The best of Evernote
Evernote is the best note-taking and syncing app you'll find, and for a few key reasons on top of the ones I've already mentioned. The fact that it offers users both notebooks and tags – as well as "stacks" within notebooks (think sub-notebooks or sub-folders, really) and an incredible search tool – makes it appealing to both highly structured people who care where their notes reside, and more unstructured people who don't want to mess with hierarchies and folder structures, so long as they can search.
Fields at the top of each note let you add tags, an author name, a URL, and location data. Location data can be turned on by default – all these fields become rich methods for sorting data. In Evernote for Windows, a pane on the left side shows a list of all the notebooks you've created by name and the number of associated documents in parentheses. Below that is a list of all the tags you've used. Click a tag name and you'll see a thumbnail of every file with that tag.
Another one of my very favourite features in Evernote is its OCR, or optical character recognition. OCR makes text in your images searchable. In my Evernote account, I have a number of hand-written recipes that I photographed with my smartphone and uploaded. All the ingredients and instructions are completely searchable – and the results are impressive. Sure, you can stump the OCR from time to time if you try, but I've only run into a handful of inaccuracies or errors with it.

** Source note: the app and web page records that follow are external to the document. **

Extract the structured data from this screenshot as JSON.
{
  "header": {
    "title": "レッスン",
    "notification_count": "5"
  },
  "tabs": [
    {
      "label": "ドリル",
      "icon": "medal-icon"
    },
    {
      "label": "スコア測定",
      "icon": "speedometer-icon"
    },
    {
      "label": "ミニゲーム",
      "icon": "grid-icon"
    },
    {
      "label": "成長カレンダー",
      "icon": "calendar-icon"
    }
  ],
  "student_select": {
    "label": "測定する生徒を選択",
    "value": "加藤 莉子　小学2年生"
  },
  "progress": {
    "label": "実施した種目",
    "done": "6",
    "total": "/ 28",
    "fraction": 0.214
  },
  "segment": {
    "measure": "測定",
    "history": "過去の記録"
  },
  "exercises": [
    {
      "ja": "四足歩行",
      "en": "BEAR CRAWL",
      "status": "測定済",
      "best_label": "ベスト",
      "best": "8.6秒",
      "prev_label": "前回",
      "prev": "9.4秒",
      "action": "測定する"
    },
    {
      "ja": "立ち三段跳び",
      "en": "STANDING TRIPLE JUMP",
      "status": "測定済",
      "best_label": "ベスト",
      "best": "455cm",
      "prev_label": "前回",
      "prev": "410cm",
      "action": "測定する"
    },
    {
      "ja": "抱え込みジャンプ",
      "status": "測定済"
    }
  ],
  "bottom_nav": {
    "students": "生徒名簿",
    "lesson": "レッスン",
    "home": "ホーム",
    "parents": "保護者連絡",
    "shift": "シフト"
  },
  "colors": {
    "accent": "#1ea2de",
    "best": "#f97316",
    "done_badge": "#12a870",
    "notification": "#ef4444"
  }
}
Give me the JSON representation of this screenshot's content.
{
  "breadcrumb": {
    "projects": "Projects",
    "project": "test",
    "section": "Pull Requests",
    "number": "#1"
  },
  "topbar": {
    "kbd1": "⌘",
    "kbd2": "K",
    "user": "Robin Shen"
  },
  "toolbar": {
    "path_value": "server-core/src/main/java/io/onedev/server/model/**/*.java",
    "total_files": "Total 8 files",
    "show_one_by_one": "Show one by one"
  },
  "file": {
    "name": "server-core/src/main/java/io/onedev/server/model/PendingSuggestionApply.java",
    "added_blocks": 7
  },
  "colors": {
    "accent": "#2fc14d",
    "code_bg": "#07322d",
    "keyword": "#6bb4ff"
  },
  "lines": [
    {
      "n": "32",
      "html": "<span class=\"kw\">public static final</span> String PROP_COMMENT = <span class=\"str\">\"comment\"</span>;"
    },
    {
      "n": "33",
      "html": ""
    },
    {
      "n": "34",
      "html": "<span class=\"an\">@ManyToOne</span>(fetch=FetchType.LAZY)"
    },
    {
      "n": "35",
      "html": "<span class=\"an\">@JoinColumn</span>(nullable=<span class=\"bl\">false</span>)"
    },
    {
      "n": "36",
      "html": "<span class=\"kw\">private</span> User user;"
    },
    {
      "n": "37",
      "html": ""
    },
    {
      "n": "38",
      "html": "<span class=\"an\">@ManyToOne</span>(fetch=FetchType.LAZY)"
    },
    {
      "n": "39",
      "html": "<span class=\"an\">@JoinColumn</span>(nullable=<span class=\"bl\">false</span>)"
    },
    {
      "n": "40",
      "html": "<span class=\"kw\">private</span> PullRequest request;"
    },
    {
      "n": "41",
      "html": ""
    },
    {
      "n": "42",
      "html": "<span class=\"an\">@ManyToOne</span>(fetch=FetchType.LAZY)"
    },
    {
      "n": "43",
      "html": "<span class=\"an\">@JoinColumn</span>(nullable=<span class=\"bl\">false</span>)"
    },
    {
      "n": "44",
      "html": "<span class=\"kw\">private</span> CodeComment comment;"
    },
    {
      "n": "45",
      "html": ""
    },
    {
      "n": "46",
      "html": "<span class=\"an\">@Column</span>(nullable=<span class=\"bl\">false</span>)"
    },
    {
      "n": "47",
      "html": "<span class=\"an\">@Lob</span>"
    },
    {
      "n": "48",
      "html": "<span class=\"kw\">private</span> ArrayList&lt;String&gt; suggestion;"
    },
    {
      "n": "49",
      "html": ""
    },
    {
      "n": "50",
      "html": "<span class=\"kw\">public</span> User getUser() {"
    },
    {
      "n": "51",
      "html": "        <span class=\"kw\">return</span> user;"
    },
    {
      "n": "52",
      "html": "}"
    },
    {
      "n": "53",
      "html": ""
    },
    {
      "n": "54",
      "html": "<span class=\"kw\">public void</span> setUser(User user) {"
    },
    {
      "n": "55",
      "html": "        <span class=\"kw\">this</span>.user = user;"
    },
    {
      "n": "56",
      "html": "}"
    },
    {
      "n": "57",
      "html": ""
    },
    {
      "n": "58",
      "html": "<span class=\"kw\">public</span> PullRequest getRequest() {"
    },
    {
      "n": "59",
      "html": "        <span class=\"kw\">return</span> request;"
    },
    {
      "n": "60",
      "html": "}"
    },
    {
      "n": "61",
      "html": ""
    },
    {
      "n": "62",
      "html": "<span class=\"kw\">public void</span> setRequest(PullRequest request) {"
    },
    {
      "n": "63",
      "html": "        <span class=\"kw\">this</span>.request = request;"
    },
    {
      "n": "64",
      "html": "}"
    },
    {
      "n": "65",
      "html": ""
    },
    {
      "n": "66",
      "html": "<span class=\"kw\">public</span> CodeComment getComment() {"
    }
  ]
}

Previously, I was frustrated at the inability to rotate an image that was uploaded into Evernote incorrectly, and that's now solved with a menu that appears when you right click on an image.

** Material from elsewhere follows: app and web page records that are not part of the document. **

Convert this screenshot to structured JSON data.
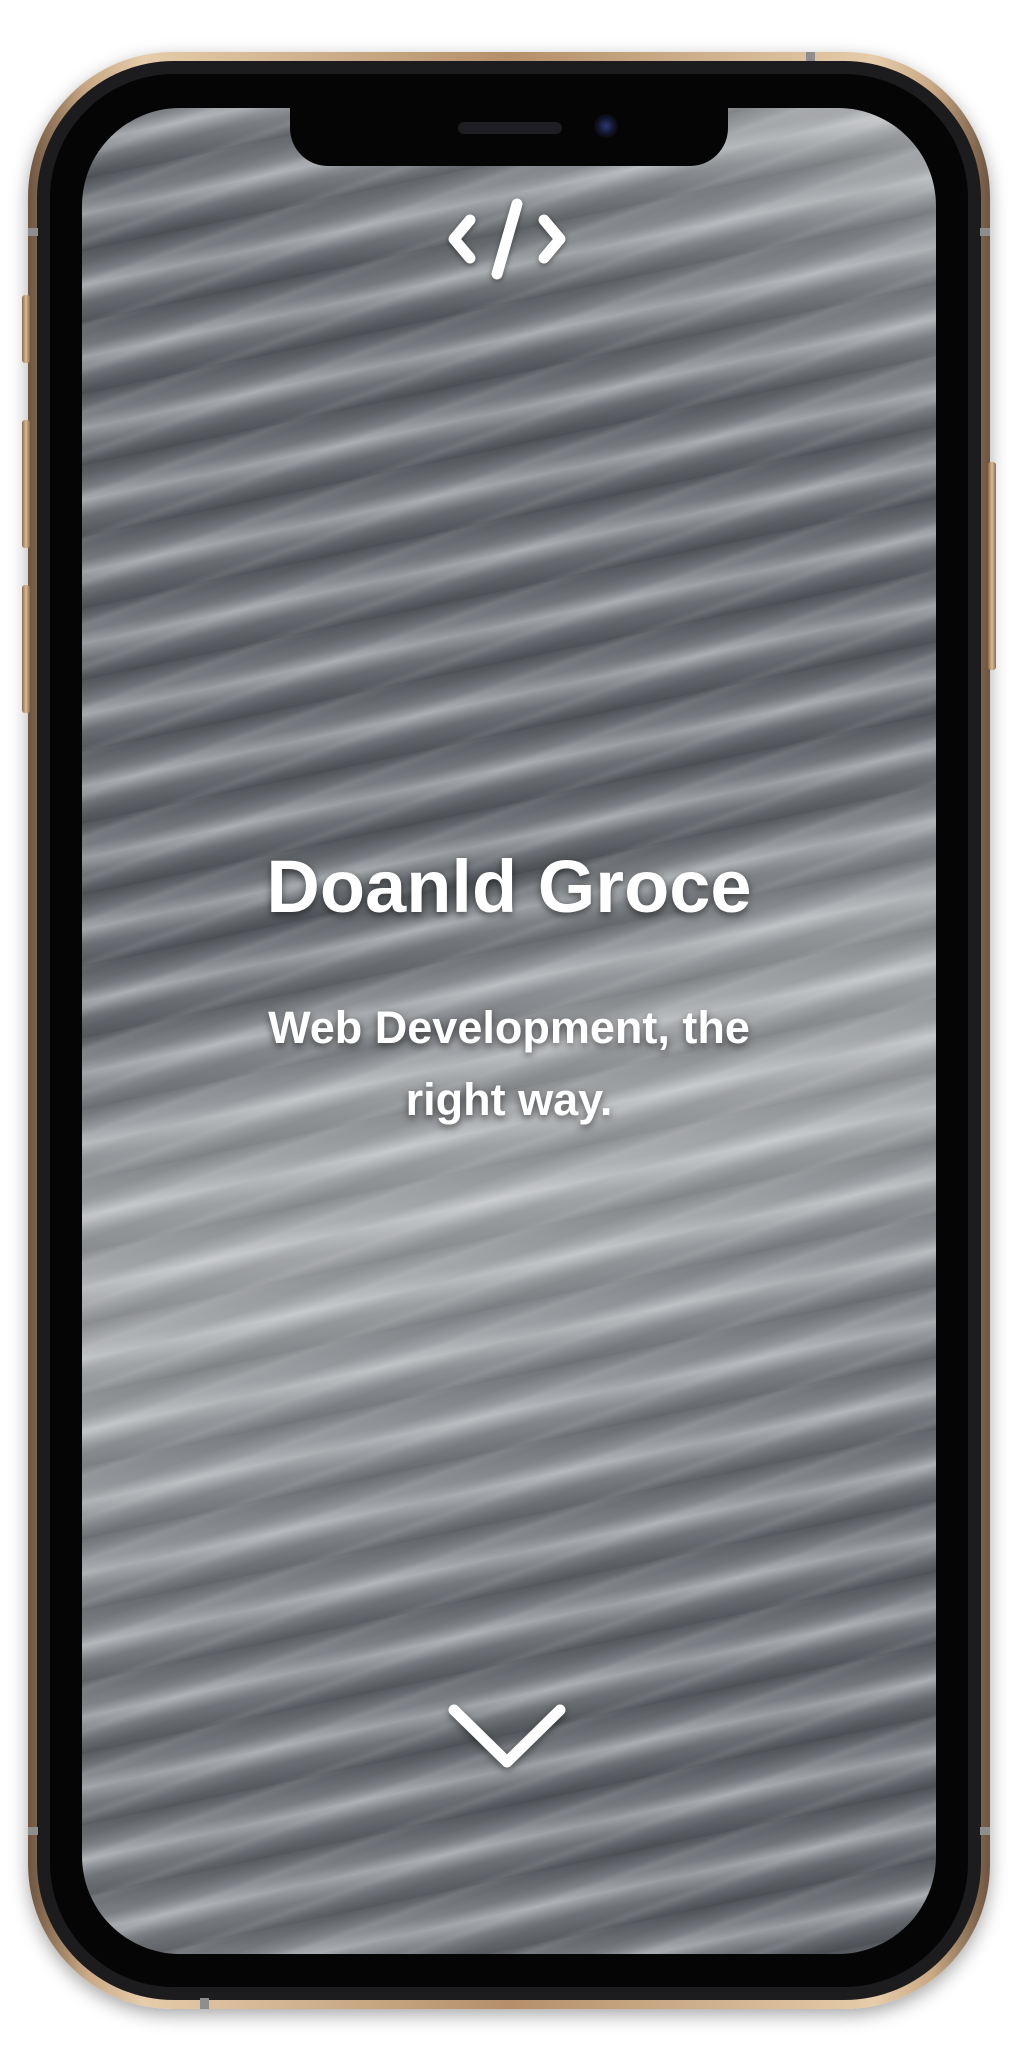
{
  "device": {
    "model": "iPhone",
    "frame_color": "#b48f6a",
    "screen_background": "#62666b"
  },
  "header": {
    "logo_icon": "code-brackets-icon"
  },
  "hero": {
    "title": "Doanld Groce",
    "subtitle": "Web Development, the right way."
  },
  "footer": {
    "scroll_icon": "chevron-down-icon"
  }
}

While Evernote for Windows, and indeed all the mobile apps, are free, a Premium account costs a little extra – $45 (£28) per year, or $5 (£3) per month. The Premium account applies across all versions of Evernote, and it's actually a pretty good deal if you use the service a lot. Premium gives you a couple of notable improvements over the free account: The ability to allow others to edit files when sharing Notebooks via Evernote Web, and no advertisements. Premium users can also upload a lot more data per month; see the Premium page for more details.
You can honestly do a lot with the free version, and I would only recommend upgrading to Premium if you're so committed to Evernote that it will be your one-and-only note-making app. But that's not a hard commitment to make.
Evernote’s leading feature is centralisation – it keeps all your notes in one place, available at any time – so it becomes more rewarding and more engaging the more you use it. If you want to get organised, Evernote for Windows definitely deserves your attention.